There were two aspects I REALLY enjoyed. The first was the Grammarian, who came up with the Word of the Day. The Word of the Day is something like a goal word. Each speaker is encouraged to use the Word of the Day in their speech. It can be anything the Grammarian wants it to be. The word for this meeting was “Inspire”. And like the time-keeper and “Ah” Counter, the Grammarian later reports how many people used the Word of the Day. The practice reminded me of some of the word games we’d play when I was at SeaWorld. When we would do public presentations, the keepers often came up with “The Word” that we would try hard to incorporate into our talk. My favorite was when I was doing a Beluga Interaction Program, the word I was given was “cauliflower”, and I incorporated it three times in the program! But I think Toastmasters has the better idea of how the “game” works.
The other fun game that was incorporated at Toastmasters was the Table Topics. One member gets to choose topics and other members, not knowing what those topics are, get up to speak. The Table Topic leader gives the speaker their topic and the speaker comes up with a 2 minute speech off the top of their head. This is EXCELLENT practice for interviews, Q and A sessions, or carrying on any conversation where you want to practice speaking fluently and professionally.
I know from experience how nerve-wrecking speaking in front of others can be. I know nearly every other word I say when I’m nervous is “actually”, “again”, “and so”, etc. But the main speaker I heard at the meeting seemed to be neither nervous nor anxious, despite speaking on a topic very personal and revealing. He was poised, calm, collected, and well, to use the word of the day, inspiring! Even his gesticulating was perfect! It was at that moment I knew that Toastmasters was the group for me. I wanted to BE that speaker, after hearing him talk to the group. I started seeing all sorts of possibilities unfolding before me: gaining confidence, practice giving presentations in front of a crowd, professional development, learning to convey my ideas more coherently, planning out my presentations, interviews, networking, and learning to deal with critiques and constructive criticism, and how to GIVE it as well.
I was anxious for the meeting to be over for one reason and one reason only.

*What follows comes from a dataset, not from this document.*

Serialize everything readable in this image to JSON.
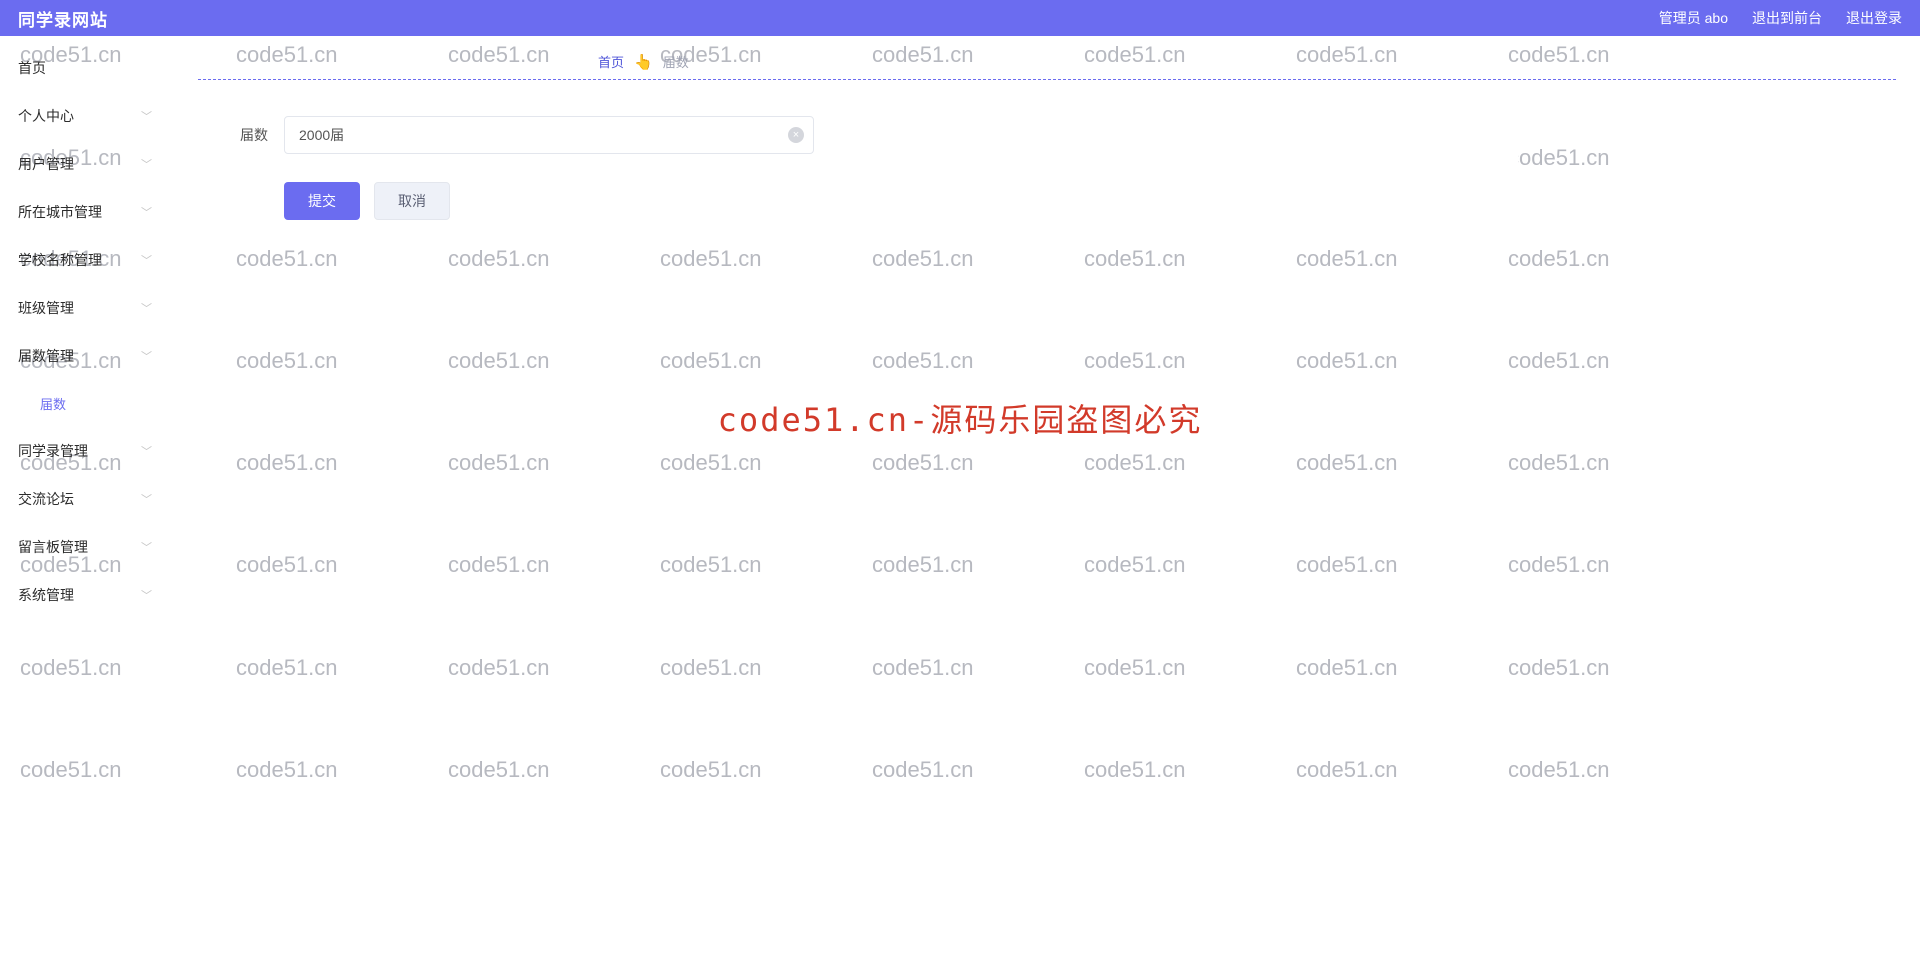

The sooner the meeting ended, the sooner I could sign up and fill out an application form! Of all the things I’ve experienced so far since moving to Whidbey Island, who would have thought that the place I’d get so stoked about would be for public speaking? I think I will forever remember April 18 as the one time when trying something new paid off!